BEGIN

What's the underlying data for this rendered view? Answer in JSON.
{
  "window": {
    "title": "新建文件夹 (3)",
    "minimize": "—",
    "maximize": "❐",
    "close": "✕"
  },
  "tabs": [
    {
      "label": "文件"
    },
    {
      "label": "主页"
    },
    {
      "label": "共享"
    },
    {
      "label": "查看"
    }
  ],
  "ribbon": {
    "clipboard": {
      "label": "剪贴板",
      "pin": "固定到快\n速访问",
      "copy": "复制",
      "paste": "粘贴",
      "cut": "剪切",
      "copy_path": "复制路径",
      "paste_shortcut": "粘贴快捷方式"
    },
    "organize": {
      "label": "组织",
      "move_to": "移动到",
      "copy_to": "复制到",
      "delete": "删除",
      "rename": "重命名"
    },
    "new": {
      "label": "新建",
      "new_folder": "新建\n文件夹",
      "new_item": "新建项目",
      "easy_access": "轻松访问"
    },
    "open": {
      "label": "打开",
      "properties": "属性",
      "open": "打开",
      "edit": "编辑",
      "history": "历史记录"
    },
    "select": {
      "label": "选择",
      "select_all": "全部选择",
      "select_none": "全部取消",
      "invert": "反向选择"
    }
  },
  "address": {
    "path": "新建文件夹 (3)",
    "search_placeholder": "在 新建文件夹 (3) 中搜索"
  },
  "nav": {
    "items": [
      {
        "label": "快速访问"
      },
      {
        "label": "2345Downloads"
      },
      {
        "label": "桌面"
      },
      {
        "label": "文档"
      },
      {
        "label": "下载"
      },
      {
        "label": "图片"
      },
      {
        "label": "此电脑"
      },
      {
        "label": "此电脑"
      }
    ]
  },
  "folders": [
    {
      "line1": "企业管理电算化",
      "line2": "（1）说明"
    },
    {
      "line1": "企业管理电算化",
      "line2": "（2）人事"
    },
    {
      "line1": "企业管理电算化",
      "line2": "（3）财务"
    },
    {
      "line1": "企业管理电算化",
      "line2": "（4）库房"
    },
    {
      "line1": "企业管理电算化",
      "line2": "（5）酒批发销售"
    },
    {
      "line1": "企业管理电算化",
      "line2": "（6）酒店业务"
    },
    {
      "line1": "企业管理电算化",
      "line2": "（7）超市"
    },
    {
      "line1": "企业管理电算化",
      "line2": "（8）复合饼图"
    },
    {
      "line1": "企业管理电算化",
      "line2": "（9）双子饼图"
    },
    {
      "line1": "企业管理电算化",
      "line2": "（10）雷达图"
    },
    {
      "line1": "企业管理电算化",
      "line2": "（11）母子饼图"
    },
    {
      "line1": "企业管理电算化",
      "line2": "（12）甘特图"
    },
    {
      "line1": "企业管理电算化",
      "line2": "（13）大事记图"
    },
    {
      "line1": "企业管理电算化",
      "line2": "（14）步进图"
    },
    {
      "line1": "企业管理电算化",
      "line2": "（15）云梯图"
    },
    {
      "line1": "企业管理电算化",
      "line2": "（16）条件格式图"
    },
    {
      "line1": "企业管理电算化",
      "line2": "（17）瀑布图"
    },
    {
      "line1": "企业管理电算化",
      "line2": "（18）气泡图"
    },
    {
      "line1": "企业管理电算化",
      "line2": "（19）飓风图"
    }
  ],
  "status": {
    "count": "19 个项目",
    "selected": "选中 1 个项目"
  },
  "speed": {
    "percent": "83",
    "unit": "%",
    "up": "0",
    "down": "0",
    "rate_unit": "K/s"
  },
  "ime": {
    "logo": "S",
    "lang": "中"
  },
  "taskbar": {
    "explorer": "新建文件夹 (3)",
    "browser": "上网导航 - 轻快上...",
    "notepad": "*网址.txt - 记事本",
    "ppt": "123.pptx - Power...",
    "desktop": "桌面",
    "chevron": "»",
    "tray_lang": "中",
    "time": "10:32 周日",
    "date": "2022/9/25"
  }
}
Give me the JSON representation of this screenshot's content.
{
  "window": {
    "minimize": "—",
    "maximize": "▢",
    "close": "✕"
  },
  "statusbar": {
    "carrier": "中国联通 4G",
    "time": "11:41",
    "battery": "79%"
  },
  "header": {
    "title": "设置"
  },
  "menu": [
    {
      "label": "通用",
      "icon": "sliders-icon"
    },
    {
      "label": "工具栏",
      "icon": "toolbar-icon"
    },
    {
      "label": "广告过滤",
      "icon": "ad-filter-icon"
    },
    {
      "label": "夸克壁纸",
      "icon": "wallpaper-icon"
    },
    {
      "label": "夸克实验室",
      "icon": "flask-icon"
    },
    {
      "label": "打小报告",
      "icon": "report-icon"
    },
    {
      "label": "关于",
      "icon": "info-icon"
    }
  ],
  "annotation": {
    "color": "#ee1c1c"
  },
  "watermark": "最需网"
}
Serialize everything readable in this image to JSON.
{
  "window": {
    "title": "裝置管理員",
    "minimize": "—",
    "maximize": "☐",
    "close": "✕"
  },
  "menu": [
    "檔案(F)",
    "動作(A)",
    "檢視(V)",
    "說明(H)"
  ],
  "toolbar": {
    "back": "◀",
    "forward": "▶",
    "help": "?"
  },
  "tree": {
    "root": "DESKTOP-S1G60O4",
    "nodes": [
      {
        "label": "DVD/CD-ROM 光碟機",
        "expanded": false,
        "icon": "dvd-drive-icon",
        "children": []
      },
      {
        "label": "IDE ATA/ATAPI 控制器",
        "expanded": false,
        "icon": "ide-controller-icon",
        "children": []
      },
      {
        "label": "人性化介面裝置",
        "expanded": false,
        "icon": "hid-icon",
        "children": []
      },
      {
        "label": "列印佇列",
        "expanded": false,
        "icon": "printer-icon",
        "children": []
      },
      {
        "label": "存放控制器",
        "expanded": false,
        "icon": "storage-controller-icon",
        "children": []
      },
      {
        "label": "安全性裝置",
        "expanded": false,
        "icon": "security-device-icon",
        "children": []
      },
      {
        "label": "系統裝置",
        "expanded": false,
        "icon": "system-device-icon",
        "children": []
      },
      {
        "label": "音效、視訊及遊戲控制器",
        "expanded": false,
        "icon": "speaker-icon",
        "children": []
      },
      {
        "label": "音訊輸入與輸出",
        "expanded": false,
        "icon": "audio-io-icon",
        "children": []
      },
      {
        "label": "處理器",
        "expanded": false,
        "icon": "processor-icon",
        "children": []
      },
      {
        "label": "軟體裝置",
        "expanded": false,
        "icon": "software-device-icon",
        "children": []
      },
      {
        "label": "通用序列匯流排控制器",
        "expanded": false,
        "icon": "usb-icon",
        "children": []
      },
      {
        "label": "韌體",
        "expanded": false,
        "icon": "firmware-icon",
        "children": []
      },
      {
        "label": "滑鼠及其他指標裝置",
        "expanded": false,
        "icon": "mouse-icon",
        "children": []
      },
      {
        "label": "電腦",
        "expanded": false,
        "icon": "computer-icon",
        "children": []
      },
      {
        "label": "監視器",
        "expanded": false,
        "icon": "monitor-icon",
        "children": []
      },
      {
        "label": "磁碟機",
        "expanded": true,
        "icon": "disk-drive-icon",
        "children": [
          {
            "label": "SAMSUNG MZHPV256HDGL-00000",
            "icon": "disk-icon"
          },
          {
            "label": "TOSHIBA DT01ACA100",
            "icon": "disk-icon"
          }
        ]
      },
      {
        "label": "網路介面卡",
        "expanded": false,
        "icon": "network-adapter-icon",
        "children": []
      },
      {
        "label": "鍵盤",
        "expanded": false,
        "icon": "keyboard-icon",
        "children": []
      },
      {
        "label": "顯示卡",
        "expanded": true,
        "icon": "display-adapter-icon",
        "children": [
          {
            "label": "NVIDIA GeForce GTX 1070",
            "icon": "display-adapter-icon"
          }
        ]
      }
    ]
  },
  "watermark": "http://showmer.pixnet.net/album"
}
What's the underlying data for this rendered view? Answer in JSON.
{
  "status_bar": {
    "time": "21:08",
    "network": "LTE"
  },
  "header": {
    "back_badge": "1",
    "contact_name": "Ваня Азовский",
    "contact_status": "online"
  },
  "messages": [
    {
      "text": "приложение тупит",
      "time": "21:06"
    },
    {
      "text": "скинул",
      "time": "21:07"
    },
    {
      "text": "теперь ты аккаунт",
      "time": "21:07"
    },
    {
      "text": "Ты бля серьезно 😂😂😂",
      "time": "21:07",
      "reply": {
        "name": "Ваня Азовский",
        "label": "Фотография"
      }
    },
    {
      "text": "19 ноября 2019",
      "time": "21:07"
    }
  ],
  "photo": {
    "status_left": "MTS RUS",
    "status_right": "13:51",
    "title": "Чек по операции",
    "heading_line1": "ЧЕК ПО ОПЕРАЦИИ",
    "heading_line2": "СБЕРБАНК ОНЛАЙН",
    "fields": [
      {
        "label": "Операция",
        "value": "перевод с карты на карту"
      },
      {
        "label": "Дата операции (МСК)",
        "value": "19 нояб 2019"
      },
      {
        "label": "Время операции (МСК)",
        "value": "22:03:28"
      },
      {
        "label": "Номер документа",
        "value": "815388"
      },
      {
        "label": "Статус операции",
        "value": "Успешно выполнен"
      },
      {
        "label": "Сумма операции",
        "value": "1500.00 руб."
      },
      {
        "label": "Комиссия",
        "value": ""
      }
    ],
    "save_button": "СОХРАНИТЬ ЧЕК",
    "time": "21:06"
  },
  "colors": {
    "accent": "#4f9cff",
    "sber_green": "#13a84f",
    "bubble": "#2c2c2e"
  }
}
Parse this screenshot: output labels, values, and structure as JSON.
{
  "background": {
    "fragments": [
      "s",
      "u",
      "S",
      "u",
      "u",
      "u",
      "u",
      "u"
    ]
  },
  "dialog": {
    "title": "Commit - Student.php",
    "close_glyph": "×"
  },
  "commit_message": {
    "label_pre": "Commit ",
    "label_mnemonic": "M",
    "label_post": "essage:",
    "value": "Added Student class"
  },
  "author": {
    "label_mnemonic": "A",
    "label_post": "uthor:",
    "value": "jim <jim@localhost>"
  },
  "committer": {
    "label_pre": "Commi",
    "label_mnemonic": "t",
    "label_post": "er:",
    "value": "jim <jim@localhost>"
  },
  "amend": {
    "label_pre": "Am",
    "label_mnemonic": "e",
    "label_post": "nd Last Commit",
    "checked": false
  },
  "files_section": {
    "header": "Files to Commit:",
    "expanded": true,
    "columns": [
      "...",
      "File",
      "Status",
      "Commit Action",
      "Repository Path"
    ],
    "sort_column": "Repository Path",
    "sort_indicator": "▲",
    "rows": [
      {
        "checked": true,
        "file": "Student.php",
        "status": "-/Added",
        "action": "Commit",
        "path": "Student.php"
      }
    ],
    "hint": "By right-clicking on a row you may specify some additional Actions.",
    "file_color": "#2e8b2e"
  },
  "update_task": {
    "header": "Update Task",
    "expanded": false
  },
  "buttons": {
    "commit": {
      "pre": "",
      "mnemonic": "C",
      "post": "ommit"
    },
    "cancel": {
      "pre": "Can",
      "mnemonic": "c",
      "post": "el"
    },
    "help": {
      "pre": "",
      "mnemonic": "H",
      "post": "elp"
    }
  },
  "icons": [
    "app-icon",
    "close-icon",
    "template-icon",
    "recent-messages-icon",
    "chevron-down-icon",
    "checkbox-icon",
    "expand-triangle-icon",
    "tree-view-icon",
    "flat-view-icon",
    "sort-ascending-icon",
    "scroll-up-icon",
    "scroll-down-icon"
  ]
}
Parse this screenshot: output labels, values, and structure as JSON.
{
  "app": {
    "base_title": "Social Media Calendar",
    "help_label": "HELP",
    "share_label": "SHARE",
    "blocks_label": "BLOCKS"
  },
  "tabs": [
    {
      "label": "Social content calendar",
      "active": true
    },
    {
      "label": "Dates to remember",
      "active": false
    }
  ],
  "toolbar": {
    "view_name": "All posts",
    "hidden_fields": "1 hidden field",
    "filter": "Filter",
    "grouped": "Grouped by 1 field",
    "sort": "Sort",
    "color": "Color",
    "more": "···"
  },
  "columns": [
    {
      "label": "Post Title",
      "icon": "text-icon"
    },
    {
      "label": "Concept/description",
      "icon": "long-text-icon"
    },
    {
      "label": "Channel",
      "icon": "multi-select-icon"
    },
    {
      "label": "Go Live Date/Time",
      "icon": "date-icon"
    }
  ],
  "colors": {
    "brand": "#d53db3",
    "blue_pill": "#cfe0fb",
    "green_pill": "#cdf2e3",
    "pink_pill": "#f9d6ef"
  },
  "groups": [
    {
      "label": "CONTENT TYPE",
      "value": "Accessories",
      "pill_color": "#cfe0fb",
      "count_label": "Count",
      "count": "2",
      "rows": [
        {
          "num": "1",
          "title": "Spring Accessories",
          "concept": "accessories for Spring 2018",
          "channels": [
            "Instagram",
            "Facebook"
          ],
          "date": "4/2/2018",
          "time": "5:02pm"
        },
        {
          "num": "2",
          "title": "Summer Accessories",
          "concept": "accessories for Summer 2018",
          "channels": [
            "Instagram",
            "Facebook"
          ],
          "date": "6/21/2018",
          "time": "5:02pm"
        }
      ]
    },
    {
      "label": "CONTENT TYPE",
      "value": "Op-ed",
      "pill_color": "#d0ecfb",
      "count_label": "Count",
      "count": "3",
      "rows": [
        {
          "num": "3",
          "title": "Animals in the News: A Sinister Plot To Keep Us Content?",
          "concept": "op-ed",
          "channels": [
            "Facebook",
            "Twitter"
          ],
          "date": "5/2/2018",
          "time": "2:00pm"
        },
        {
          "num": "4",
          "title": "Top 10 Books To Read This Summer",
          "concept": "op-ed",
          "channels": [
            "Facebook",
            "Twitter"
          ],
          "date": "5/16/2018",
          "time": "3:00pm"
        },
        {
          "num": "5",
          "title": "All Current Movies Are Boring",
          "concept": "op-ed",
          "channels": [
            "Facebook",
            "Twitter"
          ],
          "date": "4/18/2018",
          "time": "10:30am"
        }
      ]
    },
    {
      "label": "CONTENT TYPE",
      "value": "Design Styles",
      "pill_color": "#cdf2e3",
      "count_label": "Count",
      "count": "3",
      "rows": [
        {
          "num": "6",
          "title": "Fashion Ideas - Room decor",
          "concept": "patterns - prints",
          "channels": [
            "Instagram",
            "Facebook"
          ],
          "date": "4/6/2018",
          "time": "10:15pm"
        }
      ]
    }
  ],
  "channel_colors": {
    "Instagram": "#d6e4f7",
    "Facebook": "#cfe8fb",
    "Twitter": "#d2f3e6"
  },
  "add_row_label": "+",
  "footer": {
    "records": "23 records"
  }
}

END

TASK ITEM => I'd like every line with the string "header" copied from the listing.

WRITTEN ANSWER =>
  "header": {
  "header": {
    "header": "Files to Commit:",
    "header": "Update Task",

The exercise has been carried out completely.